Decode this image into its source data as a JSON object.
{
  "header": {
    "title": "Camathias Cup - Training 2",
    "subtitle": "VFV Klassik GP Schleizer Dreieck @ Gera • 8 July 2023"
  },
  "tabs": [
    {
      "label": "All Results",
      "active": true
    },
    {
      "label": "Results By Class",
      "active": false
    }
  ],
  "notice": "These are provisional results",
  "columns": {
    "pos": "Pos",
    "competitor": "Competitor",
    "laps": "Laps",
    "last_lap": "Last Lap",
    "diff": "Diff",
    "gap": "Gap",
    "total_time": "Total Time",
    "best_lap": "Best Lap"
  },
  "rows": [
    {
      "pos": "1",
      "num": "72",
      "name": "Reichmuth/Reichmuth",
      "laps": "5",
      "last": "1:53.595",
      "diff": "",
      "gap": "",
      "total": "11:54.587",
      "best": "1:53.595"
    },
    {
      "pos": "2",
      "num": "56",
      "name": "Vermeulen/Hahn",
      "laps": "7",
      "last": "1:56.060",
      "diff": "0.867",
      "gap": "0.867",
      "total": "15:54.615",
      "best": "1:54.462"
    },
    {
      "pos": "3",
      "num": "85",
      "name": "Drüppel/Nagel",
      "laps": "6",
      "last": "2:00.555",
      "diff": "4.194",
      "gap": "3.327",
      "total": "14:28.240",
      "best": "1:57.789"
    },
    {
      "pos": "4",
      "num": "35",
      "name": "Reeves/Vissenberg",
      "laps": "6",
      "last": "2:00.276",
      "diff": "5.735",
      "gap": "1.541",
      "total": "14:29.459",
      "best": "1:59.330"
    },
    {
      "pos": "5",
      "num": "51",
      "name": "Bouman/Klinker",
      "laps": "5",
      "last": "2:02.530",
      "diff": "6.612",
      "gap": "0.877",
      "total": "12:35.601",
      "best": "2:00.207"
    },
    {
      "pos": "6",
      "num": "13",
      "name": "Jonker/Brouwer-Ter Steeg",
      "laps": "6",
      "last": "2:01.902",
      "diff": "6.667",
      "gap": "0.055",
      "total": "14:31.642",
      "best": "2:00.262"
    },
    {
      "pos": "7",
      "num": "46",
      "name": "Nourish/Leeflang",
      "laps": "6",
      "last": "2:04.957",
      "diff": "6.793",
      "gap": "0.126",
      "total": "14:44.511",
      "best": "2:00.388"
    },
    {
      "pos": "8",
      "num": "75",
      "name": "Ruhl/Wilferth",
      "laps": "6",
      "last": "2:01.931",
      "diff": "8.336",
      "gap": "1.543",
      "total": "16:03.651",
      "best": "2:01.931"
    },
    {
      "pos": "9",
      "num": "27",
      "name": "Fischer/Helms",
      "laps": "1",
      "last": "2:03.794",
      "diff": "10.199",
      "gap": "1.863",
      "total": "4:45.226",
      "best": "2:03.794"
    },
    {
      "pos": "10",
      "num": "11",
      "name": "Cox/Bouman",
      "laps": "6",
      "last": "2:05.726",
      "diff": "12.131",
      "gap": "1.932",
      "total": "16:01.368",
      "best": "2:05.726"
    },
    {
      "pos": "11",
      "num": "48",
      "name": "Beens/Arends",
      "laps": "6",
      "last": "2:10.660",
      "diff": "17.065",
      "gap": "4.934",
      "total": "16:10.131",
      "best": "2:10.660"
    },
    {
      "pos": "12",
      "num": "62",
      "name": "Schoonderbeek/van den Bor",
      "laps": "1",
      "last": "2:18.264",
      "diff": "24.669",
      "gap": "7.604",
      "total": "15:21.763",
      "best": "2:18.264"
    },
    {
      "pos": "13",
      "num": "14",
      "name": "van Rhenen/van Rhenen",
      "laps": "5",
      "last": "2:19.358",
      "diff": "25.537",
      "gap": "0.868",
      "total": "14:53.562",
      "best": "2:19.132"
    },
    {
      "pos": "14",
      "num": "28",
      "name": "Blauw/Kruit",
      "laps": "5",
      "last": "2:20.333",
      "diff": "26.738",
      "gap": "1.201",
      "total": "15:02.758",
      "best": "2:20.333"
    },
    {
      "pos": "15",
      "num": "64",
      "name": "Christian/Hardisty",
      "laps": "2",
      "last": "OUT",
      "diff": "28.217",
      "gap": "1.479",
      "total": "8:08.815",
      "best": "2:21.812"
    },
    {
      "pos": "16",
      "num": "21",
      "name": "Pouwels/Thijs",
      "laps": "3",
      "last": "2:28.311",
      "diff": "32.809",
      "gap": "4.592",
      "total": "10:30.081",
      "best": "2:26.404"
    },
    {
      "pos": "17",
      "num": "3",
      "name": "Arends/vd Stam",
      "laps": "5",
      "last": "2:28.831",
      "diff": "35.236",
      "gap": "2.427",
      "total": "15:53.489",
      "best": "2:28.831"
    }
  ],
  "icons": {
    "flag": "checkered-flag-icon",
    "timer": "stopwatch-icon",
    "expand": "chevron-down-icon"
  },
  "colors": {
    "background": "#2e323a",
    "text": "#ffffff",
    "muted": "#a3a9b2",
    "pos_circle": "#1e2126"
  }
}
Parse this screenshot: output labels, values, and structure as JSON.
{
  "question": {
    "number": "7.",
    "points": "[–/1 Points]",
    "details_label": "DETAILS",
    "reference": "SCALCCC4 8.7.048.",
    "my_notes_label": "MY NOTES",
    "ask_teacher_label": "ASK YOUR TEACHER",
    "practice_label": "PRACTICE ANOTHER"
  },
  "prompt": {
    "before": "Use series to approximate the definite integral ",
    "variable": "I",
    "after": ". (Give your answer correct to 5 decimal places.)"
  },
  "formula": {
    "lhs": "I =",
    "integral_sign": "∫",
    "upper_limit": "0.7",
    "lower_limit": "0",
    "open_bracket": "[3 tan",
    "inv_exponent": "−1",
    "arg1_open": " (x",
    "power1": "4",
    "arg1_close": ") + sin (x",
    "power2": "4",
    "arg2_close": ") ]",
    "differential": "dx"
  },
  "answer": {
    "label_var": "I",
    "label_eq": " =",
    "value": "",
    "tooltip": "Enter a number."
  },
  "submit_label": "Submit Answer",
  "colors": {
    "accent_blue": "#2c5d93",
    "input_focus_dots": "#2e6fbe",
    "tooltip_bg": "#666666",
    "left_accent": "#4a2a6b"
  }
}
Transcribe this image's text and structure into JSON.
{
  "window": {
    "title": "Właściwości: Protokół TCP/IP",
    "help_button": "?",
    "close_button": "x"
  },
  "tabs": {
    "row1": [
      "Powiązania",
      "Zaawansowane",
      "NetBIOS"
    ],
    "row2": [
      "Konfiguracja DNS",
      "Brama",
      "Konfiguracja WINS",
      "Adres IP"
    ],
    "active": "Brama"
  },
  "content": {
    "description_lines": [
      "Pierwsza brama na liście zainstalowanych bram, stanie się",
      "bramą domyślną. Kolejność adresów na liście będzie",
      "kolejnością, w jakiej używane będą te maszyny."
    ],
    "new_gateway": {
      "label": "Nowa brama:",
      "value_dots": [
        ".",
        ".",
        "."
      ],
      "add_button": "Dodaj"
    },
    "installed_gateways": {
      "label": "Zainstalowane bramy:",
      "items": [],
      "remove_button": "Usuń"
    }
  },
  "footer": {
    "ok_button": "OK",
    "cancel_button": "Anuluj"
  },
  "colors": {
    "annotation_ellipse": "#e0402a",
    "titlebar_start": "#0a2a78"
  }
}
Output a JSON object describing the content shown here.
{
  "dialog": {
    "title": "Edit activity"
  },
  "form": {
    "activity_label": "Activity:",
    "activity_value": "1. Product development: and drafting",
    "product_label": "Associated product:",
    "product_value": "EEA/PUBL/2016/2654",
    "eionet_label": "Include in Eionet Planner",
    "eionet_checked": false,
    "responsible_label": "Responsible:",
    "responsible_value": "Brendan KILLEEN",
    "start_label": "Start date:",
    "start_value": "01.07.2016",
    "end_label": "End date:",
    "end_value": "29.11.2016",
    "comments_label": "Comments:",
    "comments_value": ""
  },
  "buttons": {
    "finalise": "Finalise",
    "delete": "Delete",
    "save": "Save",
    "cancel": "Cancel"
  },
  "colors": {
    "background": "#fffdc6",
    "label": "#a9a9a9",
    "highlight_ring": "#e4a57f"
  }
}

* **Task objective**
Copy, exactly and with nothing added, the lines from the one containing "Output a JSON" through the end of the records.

* **Task result**
Output a JSON object describing the content shown here.
{
  "dialog": {
    "title": "Edit activity"
  },
  "form": {
    "activity_label": "Activity:",
    "activity_value": "1. Product development: and drafting",
    "product_label": "Associated product:",
    "product_value": "EEA/PUBL/2016/2654",
    "eionet_label": "Include in Eionet Planner",
    "eionet_checked": false,
    "responsible_label": "Responsible:",
    "responsible_value": "Brendan KILLEEN",
    "start_label": "Start date:",
    "start_value": "01.07.2016",
    "end_label": "End date:",
    "end_value": "29.11.2016",
    "comments_label": "Comments:",
    "comments_value": ""
  },
  "buttons": {
    "finalise": "Finalise",
    "delete": "Delete",
    "save": "Save",
    "cancel": "Cancel"
  },
  "colors": {
    "background": "#fffdc6",
    "label": "#a9a9a9",
    "highlight_ring": "#e4a57f"
  }
}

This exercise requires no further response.